> [BRIEF]:
Please return all lines from the records below that include the string "International".

> [SUPPLIED ENTRIES]:
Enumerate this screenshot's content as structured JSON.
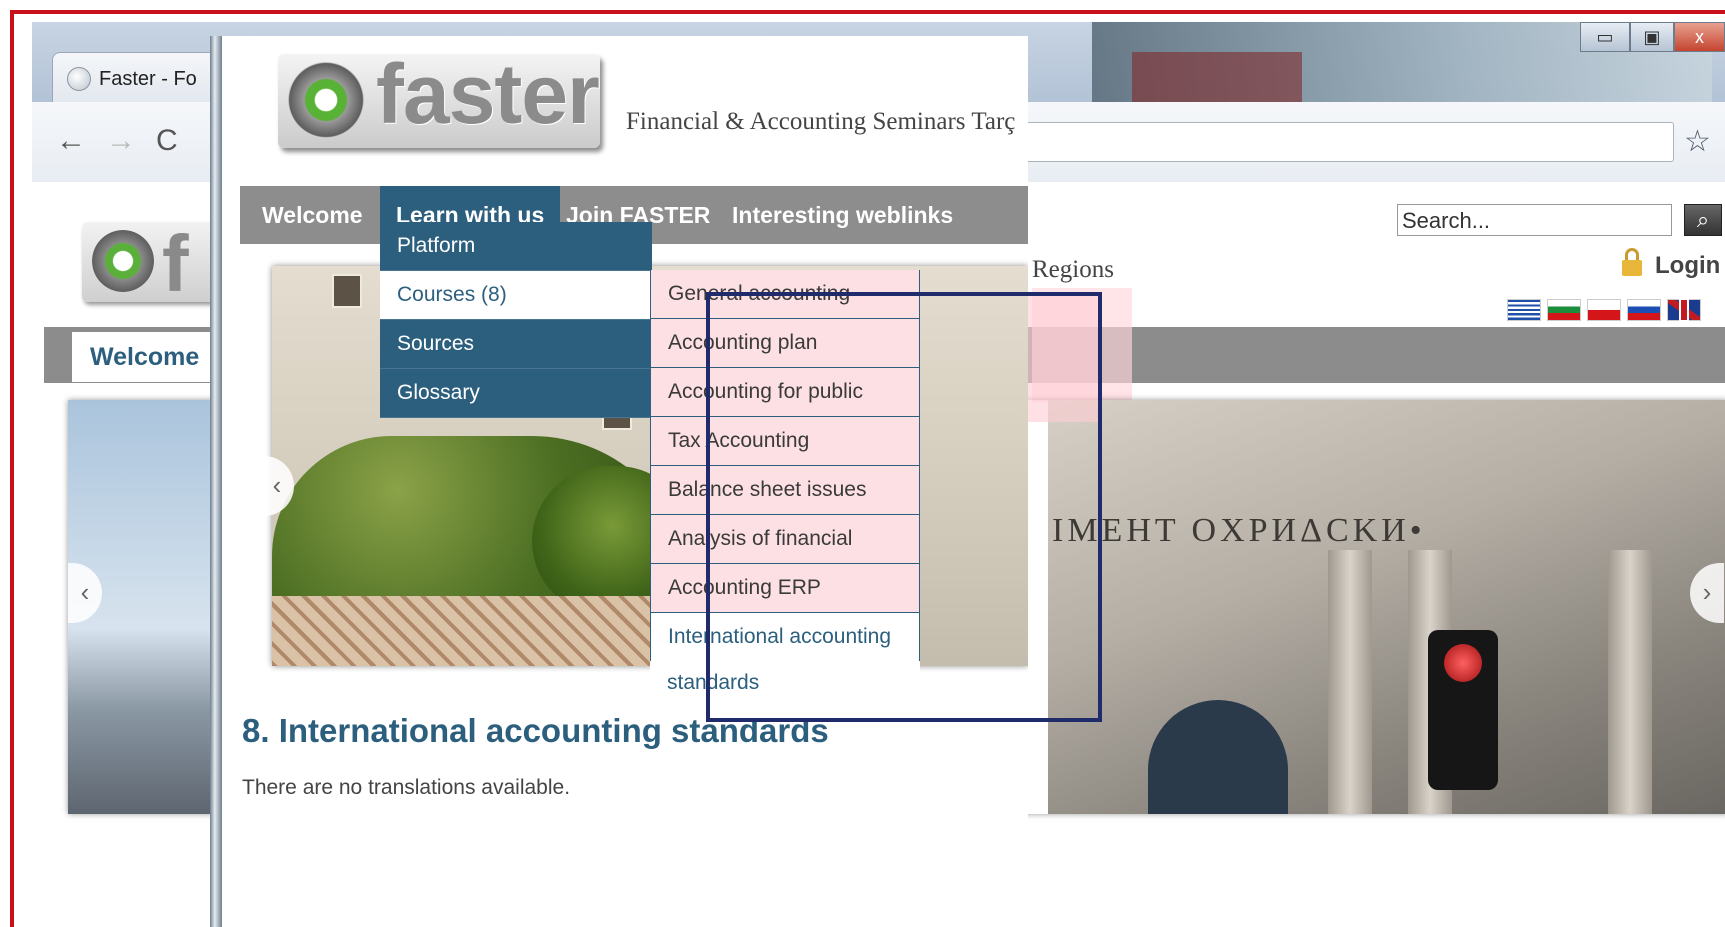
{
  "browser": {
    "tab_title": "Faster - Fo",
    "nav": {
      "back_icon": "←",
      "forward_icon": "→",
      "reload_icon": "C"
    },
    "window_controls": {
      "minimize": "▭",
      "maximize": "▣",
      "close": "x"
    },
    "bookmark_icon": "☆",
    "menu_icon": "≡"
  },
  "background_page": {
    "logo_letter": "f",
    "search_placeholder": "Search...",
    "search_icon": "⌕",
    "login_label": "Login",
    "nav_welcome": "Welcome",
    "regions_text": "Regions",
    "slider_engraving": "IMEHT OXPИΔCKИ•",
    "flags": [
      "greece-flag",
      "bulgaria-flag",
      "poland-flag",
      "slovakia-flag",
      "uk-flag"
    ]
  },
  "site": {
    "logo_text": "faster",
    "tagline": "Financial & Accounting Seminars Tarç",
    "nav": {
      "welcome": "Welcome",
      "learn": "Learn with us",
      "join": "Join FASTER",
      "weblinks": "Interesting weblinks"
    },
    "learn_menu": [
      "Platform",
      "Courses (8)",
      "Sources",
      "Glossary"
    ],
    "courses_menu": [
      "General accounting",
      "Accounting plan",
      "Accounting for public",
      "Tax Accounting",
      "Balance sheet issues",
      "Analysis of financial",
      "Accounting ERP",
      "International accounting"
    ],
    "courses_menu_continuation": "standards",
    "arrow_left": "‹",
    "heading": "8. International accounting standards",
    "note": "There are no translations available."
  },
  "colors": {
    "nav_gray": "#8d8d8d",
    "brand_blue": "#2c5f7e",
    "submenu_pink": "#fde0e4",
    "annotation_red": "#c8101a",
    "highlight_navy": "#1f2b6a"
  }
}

> [TASK SOLUTION]:
      "International accounting"
    "heading": "8. International accounting standards",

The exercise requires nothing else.